* [DATA SHOWN]:
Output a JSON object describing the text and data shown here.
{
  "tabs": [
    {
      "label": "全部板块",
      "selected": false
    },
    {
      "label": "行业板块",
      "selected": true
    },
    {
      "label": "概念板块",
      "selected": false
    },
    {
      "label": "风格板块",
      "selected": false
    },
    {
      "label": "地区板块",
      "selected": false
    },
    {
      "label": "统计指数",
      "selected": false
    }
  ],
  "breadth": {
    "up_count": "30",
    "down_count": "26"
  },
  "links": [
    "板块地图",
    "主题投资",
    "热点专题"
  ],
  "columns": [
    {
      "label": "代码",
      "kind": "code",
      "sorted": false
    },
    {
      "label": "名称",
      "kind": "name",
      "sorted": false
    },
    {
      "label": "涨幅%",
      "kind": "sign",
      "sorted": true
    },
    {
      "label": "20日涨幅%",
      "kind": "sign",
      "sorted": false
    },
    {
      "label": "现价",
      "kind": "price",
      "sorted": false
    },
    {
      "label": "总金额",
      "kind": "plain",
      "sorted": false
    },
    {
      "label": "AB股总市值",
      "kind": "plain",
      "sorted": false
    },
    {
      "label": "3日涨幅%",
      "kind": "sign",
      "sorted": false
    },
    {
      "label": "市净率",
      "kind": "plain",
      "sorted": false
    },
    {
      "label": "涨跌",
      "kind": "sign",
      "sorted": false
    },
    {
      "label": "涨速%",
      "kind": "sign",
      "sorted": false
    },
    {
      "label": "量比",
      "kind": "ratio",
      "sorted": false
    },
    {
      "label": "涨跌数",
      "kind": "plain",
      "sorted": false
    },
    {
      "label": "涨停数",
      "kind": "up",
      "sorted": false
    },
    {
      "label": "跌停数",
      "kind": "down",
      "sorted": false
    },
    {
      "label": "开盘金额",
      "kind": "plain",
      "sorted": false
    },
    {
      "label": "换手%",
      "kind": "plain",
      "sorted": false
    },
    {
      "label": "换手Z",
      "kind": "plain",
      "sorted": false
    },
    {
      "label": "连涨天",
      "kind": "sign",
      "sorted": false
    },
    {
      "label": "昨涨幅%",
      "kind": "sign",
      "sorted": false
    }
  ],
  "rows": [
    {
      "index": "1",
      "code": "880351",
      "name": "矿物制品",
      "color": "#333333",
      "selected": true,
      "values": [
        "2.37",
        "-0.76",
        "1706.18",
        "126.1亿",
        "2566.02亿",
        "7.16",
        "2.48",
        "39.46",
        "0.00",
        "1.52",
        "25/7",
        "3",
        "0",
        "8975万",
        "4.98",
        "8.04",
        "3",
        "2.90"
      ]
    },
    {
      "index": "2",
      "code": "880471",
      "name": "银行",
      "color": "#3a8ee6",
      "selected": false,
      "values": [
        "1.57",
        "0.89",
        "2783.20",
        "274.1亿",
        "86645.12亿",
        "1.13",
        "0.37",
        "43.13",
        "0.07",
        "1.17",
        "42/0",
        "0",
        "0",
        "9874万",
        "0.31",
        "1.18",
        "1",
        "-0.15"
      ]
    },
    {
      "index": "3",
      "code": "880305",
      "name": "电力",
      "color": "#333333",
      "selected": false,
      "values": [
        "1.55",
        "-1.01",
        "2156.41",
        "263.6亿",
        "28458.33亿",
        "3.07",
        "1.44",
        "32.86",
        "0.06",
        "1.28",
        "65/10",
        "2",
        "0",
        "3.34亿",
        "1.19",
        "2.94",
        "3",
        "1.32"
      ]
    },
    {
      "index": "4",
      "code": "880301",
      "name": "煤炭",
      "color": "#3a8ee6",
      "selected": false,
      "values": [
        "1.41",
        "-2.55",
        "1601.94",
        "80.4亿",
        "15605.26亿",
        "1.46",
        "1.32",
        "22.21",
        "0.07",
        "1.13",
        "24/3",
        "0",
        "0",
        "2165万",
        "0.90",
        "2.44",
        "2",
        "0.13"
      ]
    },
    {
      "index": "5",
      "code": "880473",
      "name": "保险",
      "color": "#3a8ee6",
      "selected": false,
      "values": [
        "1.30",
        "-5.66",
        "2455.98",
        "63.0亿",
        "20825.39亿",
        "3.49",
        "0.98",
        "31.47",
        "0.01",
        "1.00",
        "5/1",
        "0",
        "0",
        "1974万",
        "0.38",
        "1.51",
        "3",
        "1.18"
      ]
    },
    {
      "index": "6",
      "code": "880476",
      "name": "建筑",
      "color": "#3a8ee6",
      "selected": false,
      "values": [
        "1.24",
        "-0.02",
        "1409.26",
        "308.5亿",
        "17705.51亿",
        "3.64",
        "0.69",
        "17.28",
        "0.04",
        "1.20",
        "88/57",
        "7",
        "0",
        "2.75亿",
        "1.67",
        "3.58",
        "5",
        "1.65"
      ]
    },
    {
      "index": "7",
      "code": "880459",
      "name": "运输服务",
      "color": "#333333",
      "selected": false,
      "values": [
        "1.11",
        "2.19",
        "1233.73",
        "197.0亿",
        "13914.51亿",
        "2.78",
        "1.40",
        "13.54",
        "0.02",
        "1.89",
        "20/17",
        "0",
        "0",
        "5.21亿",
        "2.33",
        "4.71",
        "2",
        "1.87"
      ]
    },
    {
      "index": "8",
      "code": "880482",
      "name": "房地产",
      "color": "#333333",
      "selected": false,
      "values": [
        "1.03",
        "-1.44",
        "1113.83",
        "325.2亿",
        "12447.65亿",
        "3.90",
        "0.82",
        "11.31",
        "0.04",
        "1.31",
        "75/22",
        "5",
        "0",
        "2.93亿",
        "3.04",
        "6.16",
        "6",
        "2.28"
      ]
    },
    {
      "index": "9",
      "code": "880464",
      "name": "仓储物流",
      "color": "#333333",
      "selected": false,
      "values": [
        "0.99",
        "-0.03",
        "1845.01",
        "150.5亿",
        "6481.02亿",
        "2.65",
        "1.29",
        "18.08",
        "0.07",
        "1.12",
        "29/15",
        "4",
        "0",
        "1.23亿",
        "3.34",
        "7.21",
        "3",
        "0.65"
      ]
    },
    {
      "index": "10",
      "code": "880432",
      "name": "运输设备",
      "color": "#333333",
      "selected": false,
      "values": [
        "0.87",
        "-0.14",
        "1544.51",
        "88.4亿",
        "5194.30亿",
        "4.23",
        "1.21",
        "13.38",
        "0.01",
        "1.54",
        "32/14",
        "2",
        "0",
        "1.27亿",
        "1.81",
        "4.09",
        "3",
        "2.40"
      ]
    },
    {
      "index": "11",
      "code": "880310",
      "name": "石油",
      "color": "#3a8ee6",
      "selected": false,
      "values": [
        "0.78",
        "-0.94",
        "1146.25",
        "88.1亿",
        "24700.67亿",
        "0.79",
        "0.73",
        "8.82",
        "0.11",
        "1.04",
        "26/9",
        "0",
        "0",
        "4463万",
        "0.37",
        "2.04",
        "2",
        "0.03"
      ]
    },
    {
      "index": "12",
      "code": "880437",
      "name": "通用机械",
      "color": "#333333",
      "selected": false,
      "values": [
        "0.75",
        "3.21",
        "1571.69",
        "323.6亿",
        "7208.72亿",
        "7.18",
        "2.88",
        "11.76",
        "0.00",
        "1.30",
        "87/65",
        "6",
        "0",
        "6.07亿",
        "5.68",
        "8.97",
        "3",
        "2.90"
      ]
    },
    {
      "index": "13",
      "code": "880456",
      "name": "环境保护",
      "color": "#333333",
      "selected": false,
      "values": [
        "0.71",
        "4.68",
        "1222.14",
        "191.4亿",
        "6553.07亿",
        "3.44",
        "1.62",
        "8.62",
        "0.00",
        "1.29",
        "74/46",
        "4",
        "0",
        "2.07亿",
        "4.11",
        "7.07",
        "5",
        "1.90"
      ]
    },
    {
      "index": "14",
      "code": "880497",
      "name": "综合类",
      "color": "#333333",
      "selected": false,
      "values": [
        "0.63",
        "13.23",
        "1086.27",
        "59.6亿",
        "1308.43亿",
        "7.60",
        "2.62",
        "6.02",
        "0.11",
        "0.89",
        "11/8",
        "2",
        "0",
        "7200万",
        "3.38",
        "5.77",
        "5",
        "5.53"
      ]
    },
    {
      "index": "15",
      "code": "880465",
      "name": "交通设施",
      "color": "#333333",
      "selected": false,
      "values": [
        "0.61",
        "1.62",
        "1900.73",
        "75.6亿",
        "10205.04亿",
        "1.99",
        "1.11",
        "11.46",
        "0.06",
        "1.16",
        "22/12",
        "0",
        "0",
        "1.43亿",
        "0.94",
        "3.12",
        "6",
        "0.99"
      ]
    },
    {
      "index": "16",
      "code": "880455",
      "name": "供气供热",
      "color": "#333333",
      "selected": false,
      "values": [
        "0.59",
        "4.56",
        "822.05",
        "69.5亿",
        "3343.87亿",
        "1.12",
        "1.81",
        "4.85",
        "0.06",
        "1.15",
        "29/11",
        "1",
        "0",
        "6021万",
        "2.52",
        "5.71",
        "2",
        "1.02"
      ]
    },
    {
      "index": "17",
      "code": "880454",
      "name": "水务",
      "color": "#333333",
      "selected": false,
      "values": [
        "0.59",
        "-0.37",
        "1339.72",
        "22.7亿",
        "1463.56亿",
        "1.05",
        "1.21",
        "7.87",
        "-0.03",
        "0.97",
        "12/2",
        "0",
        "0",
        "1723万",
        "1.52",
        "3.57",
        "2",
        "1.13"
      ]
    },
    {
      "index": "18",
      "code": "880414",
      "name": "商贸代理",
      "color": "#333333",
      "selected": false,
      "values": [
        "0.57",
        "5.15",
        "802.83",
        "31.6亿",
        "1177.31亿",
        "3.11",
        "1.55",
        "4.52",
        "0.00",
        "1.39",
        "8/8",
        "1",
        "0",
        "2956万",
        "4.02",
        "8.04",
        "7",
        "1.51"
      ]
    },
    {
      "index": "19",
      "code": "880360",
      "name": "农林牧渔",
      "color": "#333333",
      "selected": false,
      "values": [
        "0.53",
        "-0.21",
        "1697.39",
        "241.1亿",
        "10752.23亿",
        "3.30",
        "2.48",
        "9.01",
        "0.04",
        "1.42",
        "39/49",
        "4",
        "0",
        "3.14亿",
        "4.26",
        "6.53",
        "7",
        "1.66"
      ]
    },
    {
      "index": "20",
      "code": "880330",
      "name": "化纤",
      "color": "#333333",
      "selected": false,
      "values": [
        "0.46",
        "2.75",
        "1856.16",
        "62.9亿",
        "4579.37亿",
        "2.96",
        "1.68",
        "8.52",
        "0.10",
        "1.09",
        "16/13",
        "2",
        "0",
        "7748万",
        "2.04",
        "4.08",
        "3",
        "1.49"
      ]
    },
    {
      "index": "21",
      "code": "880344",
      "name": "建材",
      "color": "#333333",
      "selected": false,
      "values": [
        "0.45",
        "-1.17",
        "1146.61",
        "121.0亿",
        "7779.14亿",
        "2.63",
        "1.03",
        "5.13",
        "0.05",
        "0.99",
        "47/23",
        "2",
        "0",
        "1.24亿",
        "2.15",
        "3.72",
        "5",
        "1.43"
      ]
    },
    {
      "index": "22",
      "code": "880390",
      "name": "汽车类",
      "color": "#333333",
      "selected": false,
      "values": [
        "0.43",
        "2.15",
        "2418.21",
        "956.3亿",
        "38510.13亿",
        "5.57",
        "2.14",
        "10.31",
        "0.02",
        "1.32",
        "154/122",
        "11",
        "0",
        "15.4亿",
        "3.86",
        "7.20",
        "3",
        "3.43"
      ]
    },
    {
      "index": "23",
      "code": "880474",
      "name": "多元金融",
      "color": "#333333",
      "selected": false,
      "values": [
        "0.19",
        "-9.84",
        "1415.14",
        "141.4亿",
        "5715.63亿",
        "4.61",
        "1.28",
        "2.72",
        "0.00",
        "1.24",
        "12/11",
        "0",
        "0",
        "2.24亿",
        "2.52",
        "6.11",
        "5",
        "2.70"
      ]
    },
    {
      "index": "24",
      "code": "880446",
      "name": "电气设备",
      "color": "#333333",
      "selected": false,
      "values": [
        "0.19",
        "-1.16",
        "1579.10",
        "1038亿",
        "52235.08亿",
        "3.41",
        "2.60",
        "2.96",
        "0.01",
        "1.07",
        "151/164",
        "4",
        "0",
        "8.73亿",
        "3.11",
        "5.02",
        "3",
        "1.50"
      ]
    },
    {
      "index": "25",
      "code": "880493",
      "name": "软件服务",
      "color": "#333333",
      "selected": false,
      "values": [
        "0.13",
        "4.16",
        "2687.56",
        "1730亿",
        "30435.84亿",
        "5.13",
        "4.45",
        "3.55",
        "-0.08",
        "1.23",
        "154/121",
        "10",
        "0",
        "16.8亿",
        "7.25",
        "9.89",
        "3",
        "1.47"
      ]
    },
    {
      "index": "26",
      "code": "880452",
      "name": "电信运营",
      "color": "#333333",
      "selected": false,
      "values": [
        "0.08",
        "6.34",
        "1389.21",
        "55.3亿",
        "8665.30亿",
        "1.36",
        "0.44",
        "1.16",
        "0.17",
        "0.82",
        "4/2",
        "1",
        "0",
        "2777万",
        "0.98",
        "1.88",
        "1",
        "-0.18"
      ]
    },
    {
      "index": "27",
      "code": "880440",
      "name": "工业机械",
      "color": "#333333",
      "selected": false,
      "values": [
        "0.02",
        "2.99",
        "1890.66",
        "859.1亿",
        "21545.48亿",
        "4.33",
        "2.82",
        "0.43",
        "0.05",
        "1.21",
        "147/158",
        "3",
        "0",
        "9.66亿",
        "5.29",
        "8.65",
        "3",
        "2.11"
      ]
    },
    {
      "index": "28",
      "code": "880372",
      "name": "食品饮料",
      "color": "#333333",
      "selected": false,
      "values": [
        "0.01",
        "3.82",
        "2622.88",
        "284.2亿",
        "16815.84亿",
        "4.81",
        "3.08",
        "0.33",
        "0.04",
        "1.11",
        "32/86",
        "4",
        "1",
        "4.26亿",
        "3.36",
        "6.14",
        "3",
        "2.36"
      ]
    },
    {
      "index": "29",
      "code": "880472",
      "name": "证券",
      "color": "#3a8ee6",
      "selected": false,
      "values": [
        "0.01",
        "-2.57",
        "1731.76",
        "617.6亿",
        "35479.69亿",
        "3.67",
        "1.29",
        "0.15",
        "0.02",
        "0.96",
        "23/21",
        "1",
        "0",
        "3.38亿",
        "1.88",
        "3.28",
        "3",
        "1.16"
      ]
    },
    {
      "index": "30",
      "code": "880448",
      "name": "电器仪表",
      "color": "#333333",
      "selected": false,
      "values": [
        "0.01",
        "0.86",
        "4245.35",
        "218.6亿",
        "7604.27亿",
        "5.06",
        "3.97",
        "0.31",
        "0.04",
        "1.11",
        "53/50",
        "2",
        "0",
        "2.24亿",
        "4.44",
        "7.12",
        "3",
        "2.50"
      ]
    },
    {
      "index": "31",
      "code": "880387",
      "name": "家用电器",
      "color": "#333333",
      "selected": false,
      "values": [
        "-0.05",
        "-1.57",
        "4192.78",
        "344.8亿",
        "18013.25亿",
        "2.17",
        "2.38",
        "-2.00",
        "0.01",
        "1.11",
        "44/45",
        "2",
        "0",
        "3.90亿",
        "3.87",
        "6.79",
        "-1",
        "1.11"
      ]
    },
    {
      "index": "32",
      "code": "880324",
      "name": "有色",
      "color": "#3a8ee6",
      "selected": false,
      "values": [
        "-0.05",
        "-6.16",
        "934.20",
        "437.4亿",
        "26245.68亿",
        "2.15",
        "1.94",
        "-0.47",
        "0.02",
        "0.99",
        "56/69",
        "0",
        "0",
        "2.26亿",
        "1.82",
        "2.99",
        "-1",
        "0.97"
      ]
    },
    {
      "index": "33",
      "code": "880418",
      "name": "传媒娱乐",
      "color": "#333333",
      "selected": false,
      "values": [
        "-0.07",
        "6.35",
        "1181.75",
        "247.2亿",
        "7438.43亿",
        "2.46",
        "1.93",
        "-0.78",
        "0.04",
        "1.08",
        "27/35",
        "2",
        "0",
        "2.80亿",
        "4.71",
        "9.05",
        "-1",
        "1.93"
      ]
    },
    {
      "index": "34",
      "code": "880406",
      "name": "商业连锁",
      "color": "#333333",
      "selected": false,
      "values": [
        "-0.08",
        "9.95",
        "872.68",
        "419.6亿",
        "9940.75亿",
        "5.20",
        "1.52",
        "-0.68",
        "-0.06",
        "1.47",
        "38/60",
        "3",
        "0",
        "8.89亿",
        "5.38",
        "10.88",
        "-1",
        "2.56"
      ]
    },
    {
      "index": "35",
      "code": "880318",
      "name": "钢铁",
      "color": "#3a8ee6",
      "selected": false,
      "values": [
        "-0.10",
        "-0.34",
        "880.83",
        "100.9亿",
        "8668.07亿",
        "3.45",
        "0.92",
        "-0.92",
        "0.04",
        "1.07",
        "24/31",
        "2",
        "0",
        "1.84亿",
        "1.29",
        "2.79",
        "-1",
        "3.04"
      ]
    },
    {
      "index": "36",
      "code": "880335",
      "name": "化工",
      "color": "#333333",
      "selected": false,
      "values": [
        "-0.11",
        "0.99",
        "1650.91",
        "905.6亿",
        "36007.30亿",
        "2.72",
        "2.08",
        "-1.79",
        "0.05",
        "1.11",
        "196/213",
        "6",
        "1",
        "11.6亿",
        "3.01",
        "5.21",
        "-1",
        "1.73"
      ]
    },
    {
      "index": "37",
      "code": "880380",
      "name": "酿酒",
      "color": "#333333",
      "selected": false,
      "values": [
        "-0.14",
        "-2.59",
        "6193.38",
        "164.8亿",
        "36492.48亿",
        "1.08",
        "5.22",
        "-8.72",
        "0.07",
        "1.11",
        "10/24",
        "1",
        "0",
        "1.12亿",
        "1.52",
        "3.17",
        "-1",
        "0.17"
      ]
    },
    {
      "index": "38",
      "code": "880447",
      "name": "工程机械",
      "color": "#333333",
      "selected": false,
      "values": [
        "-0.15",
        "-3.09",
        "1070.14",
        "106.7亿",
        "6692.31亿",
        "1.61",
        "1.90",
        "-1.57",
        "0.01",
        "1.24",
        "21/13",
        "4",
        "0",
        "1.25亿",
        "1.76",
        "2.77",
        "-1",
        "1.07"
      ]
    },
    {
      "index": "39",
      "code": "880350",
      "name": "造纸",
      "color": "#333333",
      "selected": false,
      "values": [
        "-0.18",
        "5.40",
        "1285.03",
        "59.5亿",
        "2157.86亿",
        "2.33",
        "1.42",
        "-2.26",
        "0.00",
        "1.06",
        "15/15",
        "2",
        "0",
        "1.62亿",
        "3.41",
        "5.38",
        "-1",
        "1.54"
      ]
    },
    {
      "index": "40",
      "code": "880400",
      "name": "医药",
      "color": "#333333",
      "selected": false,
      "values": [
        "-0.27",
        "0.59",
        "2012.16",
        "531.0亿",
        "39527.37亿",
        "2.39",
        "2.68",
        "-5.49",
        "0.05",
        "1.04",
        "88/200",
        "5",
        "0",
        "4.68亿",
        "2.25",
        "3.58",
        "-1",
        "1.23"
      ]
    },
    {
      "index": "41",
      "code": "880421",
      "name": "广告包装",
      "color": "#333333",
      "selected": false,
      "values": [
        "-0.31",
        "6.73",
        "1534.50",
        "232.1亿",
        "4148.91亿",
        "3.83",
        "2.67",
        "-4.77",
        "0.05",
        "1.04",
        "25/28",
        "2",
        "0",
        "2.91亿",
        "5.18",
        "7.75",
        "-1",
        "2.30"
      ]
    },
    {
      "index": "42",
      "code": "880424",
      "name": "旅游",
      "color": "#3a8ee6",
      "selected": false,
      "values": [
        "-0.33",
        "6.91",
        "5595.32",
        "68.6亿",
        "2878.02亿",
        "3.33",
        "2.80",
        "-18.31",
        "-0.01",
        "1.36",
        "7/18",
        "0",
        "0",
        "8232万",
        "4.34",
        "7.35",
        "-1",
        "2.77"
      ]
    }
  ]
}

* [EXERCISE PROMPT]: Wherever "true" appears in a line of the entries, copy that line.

* [EXERCISE ANSWER]:
      "selected": true
      "sorted": true
      "selected": true,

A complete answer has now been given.